The ripple effect shown was going to show as a reaction to user’s audio input, because the goal of the piece is to react to audio and transform it into physical movement (on the projection screen) and projected visuals. The ripple was that visual. The problem with this revision of the visual (and there were several), is that the scan feels disconnected from the user’s movements, it’s not directly in front of the position where the user currently is, and it isn’t reactive to speed and position in 3D space. My next revision took the same input and mapped the position in 3d in a way to shows a clear trace of user movements if the participant is moving slowly, and shows a fractured visual when there is fast movement. I think this visual turned out more true to my intentions for the piece. I am still debating the background color for an “untracked” area, but for now I am going with black because the tracked images show a lot of contrast:
This video also shows the ripple effect when audio is detected. After working with the piece for a week, I’m trying a different route for audio visualization. The ripple effect seemed a bit cliche, and doesn’t suit the linear fragmented blocks of the piece. So I’m working on a “shattering” visual that will split the visual at the location where the user is standing when they make sound. I have it functioning in isolation, but I’m still working on successfully integrating it into my piece:
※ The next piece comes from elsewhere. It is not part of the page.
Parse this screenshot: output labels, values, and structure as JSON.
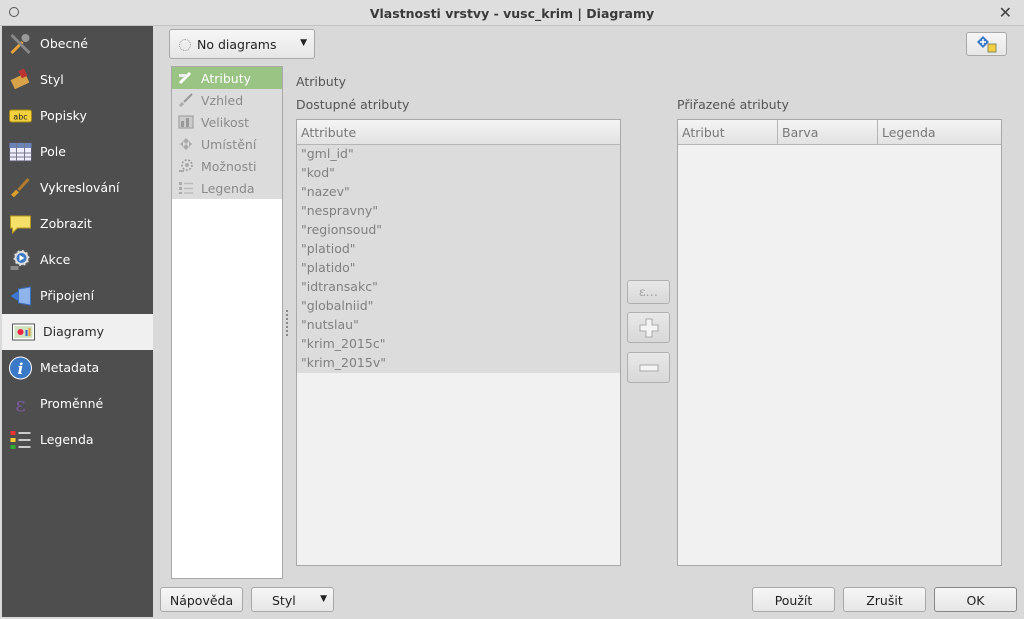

I’ve made more progress on my “trace” visual, after the last post I was able to persist a sliver of an image to make the “slit scan” look, but that was just tracking from the center of the screen. Since I am tracking users via kinect (and pulling the RGB image from the kinect), the next step was to build the trace from the current location of the user:
After getting that to work the next step was to attempt to isolate the user from the background. I considered a background replacement algorithm (I haven’t ruled it out yet), but since I vaguely know the height of the user’s head I can work from that point down to only show the user. I wasn’t tracking height previously, so with a few changes I was able to get that information and vaguely approximate the user’s height (I jumped a couple of times about 3/4 of the way through):
The next step was scaling the visual because my projector is 1280px wide. Processing’s resize function for PImages gives crazy results every time I used it, so working with pixel data, I “manually” stretched each sliver to be the appropriate width. Still need to figure out how I’m going to work with height:
So my goal for the projected visual was always a “trace” of the tracked users interacting with the piece. I created a quick prototype in After Effects to show motion of a user through the space. I would want the “slices” of motion to be thinner, but I think the render conveys the concept:
What you see at the end of the video is the “ripples” caused by sound captured in the area. More on this later.
The next step in the process of creating the visuals was to program the motion trace. I always imagined it looking a bit like a slit scan camera photo, except the “source” of the scan would always be focused on the user as he/she moves through space. Also the background would be removed. Well, I got the tracking working, and I was able to draw a visual of what’s captured, but right now it’s not based on the tracked user (though the user is being tracked, as you can see by the dots). And no background removal, yet. But soon. Attached is a quick video recording from my phone (sped up so it’s not as boring):
And here’s a more visible screenshot of the test track output- the visual on the right is what you’d see stretched across the display: